Viewpoint: Military coup would harm Tunisia's interests
There have been calls for a greater military role to help stabilise post-revolutionary Tunisia, but North Africa analyst Francis Ghiles warns that a military coup would only damage Tunisia's long-term interests.
The poorer classes of Tunisia paid a heavy price in blood to overthrow the out of touch Zine al-Abidine Ben Ali and his greedy family, but building a working democratic system is proving to be difficult.
The interim Tunisian Prime Minister Mohamed Ghannouchi resigned last Sunday, saying that he "did not want to be the prime minister of repression".
Bloody clashes between tens of thousands of young demonstrators, who were demanding the departure of a man who had held the job for 11 years, left dozens wounded and five dead in the heart of Tunis.
Mr Ghannouchi was replaced by Beji Caid Sebsi, an 84-year-old lawyer who served as a former foreign minister under Habib Bourguiba - the founder of modern Tunisia - and a man who retired from active political life in 1994.
However honourable and well intentioned, appointing a man born in 1926 to run the country is seen by many young Tunisians as adding insult to injury.

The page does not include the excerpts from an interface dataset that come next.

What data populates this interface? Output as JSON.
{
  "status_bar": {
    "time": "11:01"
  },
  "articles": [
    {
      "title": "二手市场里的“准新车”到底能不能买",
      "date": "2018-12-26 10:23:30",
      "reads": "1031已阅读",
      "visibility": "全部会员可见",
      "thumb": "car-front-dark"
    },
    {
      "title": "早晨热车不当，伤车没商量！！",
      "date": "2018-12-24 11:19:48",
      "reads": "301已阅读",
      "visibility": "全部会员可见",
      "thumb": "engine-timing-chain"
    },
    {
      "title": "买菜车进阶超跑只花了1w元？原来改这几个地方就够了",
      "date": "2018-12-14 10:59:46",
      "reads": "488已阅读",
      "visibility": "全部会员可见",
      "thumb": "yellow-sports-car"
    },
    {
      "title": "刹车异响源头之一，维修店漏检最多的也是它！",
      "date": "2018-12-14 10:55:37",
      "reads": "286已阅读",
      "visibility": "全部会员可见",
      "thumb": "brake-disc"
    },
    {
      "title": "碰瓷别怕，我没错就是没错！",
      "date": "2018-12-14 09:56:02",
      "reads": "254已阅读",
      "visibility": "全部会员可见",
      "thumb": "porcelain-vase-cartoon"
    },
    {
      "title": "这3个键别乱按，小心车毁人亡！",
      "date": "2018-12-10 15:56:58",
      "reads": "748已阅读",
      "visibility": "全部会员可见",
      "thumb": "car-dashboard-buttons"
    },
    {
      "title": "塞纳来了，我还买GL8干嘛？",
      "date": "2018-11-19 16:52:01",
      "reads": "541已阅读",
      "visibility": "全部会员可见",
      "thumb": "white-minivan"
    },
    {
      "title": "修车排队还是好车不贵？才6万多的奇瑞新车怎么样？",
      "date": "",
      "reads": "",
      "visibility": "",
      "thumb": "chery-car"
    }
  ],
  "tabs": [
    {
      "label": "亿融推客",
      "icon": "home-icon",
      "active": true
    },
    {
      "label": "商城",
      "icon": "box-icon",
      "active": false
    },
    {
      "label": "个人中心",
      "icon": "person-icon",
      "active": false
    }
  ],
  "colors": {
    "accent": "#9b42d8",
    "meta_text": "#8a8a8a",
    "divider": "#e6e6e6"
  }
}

It suggests that the Tunisian elites are unwilling to usher in the radical changes so many of their countrymen hope for.
There is now increasing talk of the army taking over, rumours which are encouraged by the dire situation on Tunisia's southern border with Libya from which 75,000 refugees have arrived in recent days.
Ben Ali 'lite'
Fear of disorder is growing as many workers are on strike and former managers, deeply compromised by their links to the former president, are being forced to resign their jobs, notably in state companies.
A number of ordinary Tunisians have been beaten up in recent days by plain clothes policemen and members of the hated militia of the fallen dictator - Brigades de l'Ordre Public ("les Bop").
The economic challenge is also a tall one. The political turmoil, combined with sluggish growth in Europe, is expected to lead to a contraction of 1.5% in real Gross Domestic Product in 2011. This compares with an estimated growth of 3.4% last year.
The cost of the current upheaval was estimated at $5bn (£3.1bn), equivalent to 11% of GDP, a figure which is likely to rise if a functioning government cannot get the country back to work soon.
Two major sources of foreign currency have, for the moment, dried up - tourism and receipts from Tunisian workers in Libya. Tunisia does, however, have a manageable foreign debt which is mostly on concessional terms.
A conference of the country's major economic partners due shortly will no doubt offer some breathing space.
Despite the difficulties Tunisia currently faces, it would be a huge mistake for the army, many of whom are conscripts, and its highly respected army chief of staff, Gen Rachid Ammar, who refused the former dictator's orders to shoot on unarmed crowds of protesters, to seize power.
The temptation may come from pressure in the ruling elite, fearful of seeing its wealth and privileges eroded by the emergence of genuine democratic forces; and from "friends" of Tunisia in Washington, European or Arab capitals who would be content to see a Ben Ali "lite" regime, rather than a genuine democracy emerge from the current confusion.
Finally the Tunisian army is small and under equipped: it might be tempting for its senior officers to claim a stake of the pie.
Gen Ammar might, however, take a different stand, modelled on the situation in Turkey - to act as the guarantor of his country's external security and guarantee that free and fair elections will take place.
If he chooses to act constitutionally, he might well remember the example of his predecessor, Gen Kheireddine Pasha. He was principal minister of Mohamed al-Sadok Bey, the Tunisian ruler who issued the first modern constitution in the Arab world in 1861, 20 years before France colonised Tunisia.
Throughout barely six weeks as interim prime minister, Mohamed Ghannouchi was very much in the hands of former acolytes of Mr Ben Ali.
This is hardly surprising for this former civil servant and minister who, though a man of personal integrity, had failed over the years to confront a rapacious and mafiosi first family.
Some of his closest advisers were linked to Mr Ben Ali, either by marrying into the family or through their professional services to the presidential office.
One adviser - a speech writer for the former French prime minister Jean Pierre Raffarin - had even helped to craft the former head of state's last two televised speeches before he fled the country on 14 January.
Their presence suggests that entrenched interests remain powerful in the economy and the security forces, and will not cede power easily to a younger generation, even if they were willing to sacrifice Ben Ali.
The temptation to use young thugs who belonged to the Ben Ali militias must be strong and their presence and brutish behaviour were there for all to see during last weekend's disturbances in Tunis.
Francis Ghiles is a senior researcher at the Barcelona Centre for International Affairs (Cidob).